When you reach the records below, repeat each one exactly as written.

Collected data

- - - - - - -

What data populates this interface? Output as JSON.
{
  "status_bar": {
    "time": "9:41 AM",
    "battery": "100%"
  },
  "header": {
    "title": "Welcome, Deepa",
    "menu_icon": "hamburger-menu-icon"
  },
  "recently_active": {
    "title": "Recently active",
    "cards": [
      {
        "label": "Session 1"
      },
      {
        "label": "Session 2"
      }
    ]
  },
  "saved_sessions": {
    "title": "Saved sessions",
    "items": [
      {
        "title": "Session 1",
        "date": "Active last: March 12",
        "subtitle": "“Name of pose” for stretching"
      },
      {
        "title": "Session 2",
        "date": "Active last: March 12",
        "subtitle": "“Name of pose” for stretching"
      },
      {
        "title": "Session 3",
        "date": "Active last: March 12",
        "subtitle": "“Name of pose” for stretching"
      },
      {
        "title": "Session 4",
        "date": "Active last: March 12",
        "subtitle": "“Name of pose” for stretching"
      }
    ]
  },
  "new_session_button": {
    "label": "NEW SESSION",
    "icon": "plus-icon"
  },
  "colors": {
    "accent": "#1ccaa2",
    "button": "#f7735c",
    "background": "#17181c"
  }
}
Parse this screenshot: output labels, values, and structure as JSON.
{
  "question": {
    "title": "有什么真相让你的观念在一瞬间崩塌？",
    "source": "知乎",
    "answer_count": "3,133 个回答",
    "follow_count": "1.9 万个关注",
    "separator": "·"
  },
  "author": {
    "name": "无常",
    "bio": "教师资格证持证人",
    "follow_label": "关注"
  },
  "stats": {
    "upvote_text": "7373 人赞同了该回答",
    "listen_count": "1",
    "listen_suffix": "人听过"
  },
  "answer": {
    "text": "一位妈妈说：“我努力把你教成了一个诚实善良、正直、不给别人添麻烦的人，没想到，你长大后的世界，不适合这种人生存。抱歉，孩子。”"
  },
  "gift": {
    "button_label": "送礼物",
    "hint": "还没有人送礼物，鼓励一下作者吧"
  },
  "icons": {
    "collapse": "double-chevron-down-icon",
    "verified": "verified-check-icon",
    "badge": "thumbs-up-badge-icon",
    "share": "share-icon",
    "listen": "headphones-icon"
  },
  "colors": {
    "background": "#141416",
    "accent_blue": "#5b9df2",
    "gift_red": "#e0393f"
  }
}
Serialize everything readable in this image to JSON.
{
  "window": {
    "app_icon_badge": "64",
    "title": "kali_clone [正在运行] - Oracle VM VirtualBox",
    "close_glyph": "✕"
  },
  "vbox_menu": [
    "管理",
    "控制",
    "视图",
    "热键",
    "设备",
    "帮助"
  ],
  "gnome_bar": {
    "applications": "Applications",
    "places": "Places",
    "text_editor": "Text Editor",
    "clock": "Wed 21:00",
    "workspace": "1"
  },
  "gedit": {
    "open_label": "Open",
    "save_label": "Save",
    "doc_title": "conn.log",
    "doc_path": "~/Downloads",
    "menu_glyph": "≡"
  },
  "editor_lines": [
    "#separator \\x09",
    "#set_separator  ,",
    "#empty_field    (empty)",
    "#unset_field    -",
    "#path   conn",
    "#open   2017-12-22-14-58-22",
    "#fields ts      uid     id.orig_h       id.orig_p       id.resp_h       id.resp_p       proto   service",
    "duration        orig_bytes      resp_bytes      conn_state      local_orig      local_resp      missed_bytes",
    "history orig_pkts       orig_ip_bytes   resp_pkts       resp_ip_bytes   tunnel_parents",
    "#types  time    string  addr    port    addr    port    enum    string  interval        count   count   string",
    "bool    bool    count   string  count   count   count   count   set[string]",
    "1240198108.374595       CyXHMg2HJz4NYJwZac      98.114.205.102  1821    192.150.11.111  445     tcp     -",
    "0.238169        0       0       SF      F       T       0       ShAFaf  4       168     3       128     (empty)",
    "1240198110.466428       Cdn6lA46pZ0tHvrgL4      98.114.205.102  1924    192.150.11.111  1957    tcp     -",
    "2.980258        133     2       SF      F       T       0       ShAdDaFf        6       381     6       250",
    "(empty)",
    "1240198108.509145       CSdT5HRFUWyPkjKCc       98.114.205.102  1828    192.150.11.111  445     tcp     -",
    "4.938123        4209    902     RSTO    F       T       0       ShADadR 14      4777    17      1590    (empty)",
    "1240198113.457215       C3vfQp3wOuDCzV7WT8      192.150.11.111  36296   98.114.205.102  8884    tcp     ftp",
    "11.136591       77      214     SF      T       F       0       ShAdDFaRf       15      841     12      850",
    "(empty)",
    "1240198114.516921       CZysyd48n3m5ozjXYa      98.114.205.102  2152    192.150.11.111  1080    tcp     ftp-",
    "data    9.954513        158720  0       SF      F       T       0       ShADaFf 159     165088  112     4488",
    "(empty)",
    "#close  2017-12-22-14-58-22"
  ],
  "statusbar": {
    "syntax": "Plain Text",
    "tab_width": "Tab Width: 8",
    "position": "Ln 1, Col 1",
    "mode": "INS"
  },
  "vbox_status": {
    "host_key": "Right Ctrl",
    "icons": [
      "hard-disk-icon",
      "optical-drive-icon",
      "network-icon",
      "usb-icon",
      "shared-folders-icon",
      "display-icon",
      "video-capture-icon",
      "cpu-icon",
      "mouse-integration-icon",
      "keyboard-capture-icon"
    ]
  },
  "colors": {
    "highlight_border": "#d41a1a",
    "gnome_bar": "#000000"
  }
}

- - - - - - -

> [THE ANSWER]:
What data populates this interface? Output as JSON.
{
  "status_bar": {
    "time": "9:41 AM",
    "battery": "100%"
  },
  "header": {
    "title": "Welcome, Deepa",
    "menu_icon": "hamburger-menu-icon"
  },
  "recently_active": {
    "title": "Recently active",
    "cards": [
      {
        "label": "Session 1"
      },
      {
        "label": "Session 2"
      }
    ]
  },
  "saved_sessions": {
    "title": "Saved sessions",
    "items": [
      {
        "title": "Session 1",
        "date": "Active last: March 12",
        "subtitle": "“Name of pose” for stretching"
      },
      {
        "title": "Session 2",
        "date": "Active last: March 12",
        "subtitle": "“Name of pose” for stretching"
      },
      {
        "title": "Session 3",
        "date": "Active last: March 12",
        "subtitle": "“Name of pose” for stretching"
      },
      {
        "title": "Session 4",
        "date": "Active last: March 12",
        "subtitle": "“Name of pose” for stretching"
      }
    ]
  },
  "new_session_button": {
    "label": "NEW SESSION",
    "icon": "plus-icon"
  },
  "colors": {
    "accent": "#1ccaa2",
    "button": "#f7735c",
    "background": "#17181c"
  }
}
Parse this screenshot: output labels, values, and structure as JSON.
{
  "question": {
    "title": "有什么真相让你的观念在一瞬间崩塌？",
    "source": "知乎",
    "answer_count": "3,133 个回答",
    "follow_count": "1.9 万个关注",
    "separator": "·"
  },
  "author": {
    "name": "无常",
    "bio": "教师资格证持证人",
    "follow_label": "关注"
  },
  "stats": {
    "upvote_text": "7373 人赞同了该回答",
    "listen_count": "1",
    "listen_suffix": "人听过"
  },
  "answer": {
    "text": "一位妈妈说：“我努力把你教成了一个诚实善良、正直、不给别人添麻烦的人，没想到，你长大后的世界，不适合这种人生存。抱歉，孩子。”"
  },
  "gift": {
    "button_label": "送礼物",
    "hint": "还没有人送礼物，鼓励一下作者吧"
  },
  "icons": {
    "collapse": "double-chevron-down-icon",
    "verified": "verified-check-icon",
    "badge": "thumbs-up-badge-icon",
    "share": "share-icon",
    "listen": "headphones-icon"
  },
  "colors": {
    "background": "#141416",
    "accent_blue": "#5b9df2",
    "gift_red": "#e0393f"
  }
}
Serialize everything readable in this image to JSON.
{
  "window": {
    "app_icon_badge": "64",
    "title": "kali_clone [正在运行] - Oracle VM VirtualBox",
    "close_glyph": "✕"
  },
  "vbox_menu": [
    "管理",
    "控制",
    "视图",
    "热键",
    "设备",
    "帮助"
  ],
  "gnome_bar": {
    "applications": "Applications",
    "places": "Places",
    "text_editor": "Text Editor",
    "clock": "Wed 21:00",
    "workspace": "1"
  },
  "gedit": {
    "open_label": "Open",
    "save_label": "Save",
    "doc_title": "conn.log",
    "doc_path": "~/Downloads",
    "menu_glyph": "≡"
  },
  "editor_lines": [
    "#separator \\x09",
    "#set_separator  ,",
    "#empty_field    (empty)",
    "#unset_field    -",
    "#path   conn",
    "#open   2017-12-22-14-58-22",
    "#fields ts      uid     id.orig_h       id.orig_p       id.resp_h       id.resp_p       proto   service",
    "duration        orig_bytes      resp_bytes      conn_state      local_orig      local_resp      missed_bytes",
    "history orig_pkts       orig_ip_bytes   resp_pkts       resp_ip_bytes   tunnel_parents",
    "#types  time    string  addr    port    addr    port    enum    string  interval        count   count   string",
    "bool    bool    count   string  count   count   count   count   set[string]",
    "1240198108.374595       CyXHMg2HJz4NYJwZac      98.114.205.102  1821    192.150.11.111  445     tcp     -",
    "0.238169        0       0       SF      F       T       0       ShAFaf  4       168     3       128     (empty)",
    "1240198110.466428       Cdn6lA46pZ0tHvrgL4      98.114.205.102  1924    192.150.11.111  1957    tcp     -",
    "2.980258        133     2       SF      F       T       0       ShAdDaFf        6       381     6       250",
    "(empty)",
    "1240198108.509145       CSdT5HRFUWyPkjKCc       98.114.205.102  1828    192.150.11.111  445     tcp     -",
    "4.938123        4209    902     RSTO    F       T       0       ShADadR 14      4777    17      1590    (empty)",
    "1240198113.457215       C3vfQp3wOuDCzV7WT8      192.150.11.111  36296   98.114.205.102  8884    tcp     ftp",
    "11.136591       77      214     SF      T       F       0       ShAdDFaRf       15      841     12      850",
    "(empty)",
    "1240198114.516921       CZysyd48n3m5ozjXYa      98.114.205.102  2152    192.150.11.111  1080    tcp     ftp-",
    "data    9.954513        158720  0       SF      F       T       0       ShADaFf 159     165088  112     4488",
    "(empty)",
    "#close  2017-12-22-14-58-22"
  ],
  "statusbar": {
    "syntax": "Plain Text",
    "tab_width": "Tab Width: 8",
    "position": "Ln 1, Col 1",
    "mode": "INS"
  },
  "vbox_status": {
    "host_key": "Right Ctrl",
    "icons": [
      "hard-disk-icon",
      "optical-drive-icon",
      "network-icon",
      "usb-icon",
      "shared-folders-icon",
      "display-icon",
      "video-capture-icon",
      "cpu-icon",
      "mouse-integration-icon",
      "keyboard-capture-icon"
    ]
  },
  "colors": {
    "highlight_border": "#d41a1a",
    "gnome_bar": "#000000"
  }
}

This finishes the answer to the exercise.